== WHAT THIS TASK INVOLVES ==
On how many lines of these entries does the word "ZVOX" occur? State the number alone.

== EXERCISE MATERIAL ==
Content starts

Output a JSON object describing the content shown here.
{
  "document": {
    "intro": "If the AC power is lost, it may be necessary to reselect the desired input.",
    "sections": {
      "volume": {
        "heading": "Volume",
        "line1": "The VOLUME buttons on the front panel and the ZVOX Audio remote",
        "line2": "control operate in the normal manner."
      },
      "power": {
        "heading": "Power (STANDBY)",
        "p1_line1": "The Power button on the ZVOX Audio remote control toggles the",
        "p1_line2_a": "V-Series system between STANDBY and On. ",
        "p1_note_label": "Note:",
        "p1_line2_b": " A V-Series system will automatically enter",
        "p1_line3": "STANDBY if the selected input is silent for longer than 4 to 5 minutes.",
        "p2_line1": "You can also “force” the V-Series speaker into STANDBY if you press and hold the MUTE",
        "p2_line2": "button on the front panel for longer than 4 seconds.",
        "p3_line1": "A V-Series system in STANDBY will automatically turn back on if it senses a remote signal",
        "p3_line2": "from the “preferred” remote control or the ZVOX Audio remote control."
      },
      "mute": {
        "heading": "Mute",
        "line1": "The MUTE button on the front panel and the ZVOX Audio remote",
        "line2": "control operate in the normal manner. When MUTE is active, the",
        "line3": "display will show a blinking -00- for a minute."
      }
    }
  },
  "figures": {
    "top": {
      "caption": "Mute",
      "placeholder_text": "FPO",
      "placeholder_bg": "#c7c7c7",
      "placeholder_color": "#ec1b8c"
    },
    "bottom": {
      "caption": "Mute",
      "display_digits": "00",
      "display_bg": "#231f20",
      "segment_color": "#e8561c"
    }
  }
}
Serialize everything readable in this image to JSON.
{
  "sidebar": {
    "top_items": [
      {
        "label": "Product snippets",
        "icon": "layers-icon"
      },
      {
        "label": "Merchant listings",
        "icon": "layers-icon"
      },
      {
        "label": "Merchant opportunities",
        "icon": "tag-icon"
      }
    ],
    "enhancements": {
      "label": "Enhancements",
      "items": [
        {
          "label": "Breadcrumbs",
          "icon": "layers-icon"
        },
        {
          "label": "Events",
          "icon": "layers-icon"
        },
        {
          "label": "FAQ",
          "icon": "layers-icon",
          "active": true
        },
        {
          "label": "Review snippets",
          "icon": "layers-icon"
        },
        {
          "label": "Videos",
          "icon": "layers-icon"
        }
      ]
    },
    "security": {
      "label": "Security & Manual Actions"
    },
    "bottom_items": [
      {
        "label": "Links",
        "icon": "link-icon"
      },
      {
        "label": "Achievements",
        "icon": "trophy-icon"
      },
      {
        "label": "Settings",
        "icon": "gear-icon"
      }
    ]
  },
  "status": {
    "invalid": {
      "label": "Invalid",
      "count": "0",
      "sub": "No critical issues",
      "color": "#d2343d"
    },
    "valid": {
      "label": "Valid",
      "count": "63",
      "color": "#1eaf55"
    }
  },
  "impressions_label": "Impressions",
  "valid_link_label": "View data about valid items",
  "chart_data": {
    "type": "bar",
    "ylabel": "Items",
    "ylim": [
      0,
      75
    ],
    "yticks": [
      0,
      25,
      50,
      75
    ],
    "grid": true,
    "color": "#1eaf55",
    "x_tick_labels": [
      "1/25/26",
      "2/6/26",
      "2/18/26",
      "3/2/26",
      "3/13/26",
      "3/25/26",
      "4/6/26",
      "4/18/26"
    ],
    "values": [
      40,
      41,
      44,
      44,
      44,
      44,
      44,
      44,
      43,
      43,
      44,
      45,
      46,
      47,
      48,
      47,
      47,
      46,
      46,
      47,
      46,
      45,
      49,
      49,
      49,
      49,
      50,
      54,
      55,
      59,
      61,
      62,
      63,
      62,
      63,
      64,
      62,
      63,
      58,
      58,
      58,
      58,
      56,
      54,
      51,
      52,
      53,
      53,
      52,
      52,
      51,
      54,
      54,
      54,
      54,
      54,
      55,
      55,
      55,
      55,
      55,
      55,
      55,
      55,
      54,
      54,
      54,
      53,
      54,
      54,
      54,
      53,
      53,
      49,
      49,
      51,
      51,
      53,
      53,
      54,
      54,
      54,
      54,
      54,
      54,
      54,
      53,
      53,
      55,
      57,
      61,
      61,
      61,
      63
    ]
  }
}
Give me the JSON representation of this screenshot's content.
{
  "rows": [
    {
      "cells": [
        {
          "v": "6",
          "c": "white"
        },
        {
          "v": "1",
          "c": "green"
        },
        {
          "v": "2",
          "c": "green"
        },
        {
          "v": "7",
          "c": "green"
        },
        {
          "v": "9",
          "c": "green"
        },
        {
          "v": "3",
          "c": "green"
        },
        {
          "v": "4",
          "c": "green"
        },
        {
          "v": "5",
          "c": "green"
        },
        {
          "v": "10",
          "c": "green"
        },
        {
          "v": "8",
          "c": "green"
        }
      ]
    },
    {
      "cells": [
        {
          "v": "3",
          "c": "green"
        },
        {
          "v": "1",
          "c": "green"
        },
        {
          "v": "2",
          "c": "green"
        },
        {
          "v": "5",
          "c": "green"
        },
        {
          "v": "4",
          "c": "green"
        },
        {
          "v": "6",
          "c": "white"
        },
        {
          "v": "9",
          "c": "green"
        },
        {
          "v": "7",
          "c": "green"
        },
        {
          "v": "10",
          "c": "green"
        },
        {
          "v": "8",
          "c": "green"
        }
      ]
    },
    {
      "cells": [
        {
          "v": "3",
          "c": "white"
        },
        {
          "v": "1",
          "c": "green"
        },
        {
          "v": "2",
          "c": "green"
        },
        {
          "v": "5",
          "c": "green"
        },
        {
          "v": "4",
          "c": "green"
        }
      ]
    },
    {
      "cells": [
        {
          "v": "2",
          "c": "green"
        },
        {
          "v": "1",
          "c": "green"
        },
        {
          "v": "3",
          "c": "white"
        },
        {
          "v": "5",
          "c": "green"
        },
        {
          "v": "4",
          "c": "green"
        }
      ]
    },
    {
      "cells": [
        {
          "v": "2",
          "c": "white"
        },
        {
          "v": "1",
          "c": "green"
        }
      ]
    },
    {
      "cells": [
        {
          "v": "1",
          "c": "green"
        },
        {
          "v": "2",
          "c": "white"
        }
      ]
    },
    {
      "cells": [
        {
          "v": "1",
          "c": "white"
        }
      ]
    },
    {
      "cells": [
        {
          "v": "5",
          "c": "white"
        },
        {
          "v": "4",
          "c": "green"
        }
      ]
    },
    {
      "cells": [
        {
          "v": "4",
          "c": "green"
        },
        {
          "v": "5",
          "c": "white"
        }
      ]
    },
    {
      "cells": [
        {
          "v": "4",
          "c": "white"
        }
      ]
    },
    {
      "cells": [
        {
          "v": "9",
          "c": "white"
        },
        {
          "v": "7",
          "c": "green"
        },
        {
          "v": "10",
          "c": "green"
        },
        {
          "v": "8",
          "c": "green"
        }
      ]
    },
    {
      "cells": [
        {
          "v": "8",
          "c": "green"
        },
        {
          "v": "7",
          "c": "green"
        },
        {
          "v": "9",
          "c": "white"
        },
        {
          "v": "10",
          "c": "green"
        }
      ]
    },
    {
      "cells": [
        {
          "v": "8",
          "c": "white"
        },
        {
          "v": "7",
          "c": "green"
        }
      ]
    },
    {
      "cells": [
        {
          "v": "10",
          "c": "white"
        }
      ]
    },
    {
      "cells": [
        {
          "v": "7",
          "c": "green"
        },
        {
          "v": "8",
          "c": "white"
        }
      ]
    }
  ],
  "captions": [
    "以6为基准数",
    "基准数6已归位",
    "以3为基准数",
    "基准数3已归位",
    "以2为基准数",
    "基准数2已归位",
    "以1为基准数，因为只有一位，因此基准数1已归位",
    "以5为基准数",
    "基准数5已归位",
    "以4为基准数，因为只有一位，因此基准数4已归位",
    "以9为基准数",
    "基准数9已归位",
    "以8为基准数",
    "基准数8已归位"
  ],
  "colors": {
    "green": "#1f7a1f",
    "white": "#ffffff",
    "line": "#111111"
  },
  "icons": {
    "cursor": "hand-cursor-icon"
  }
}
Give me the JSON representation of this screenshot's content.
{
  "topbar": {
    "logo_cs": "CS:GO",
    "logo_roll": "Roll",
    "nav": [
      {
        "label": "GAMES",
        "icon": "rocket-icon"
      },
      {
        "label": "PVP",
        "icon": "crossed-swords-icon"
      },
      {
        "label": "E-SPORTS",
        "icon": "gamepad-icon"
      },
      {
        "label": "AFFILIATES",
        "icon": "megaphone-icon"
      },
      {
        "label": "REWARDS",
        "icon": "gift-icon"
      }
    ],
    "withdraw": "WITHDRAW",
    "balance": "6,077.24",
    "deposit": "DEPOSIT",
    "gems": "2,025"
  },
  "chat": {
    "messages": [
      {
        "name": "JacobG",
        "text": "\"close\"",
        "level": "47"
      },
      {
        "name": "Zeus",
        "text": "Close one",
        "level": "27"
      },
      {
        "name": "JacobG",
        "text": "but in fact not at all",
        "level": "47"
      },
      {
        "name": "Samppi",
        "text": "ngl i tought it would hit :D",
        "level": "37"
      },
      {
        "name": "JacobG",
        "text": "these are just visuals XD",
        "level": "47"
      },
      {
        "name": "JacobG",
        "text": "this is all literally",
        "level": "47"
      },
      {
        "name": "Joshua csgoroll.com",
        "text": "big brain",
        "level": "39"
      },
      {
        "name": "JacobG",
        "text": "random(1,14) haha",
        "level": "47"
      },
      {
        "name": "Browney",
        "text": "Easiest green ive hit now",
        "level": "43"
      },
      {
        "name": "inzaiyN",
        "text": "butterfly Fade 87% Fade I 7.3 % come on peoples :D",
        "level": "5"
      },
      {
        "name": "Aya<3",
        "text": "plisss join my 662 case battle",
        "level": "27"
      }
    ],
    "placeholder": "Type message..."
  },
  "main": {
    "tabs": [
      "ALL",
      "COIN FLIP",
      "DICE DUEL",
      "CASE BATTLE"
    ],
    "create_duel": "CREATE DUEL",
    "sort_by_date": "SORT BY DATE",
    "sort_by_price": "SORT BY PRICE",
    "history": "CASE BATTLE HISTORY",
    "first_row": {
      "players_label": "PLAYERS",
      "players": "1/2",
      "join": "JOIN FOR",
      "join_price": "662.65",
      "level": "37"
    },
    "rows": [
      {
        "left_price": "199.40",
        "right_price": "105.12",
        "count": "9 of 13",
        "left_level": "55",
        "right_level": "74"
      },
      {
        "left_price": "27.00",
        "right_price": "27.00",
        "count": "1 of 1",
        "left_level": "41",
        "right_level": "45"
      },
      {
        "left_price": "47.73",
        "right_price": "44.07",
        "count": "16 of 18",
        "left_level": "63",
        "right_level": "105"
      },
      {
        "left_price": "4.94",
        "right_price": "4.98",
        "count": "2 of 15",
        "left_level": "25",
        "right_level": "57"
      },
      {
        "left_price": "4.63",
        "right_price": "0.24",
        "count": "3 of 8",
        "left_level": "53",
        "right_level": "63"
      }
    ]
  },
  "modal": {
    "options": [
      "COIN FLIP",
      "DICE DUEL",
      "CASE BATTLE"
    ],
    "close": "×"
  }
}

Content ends

== ANSWER TO THIS EXERCISE ==
4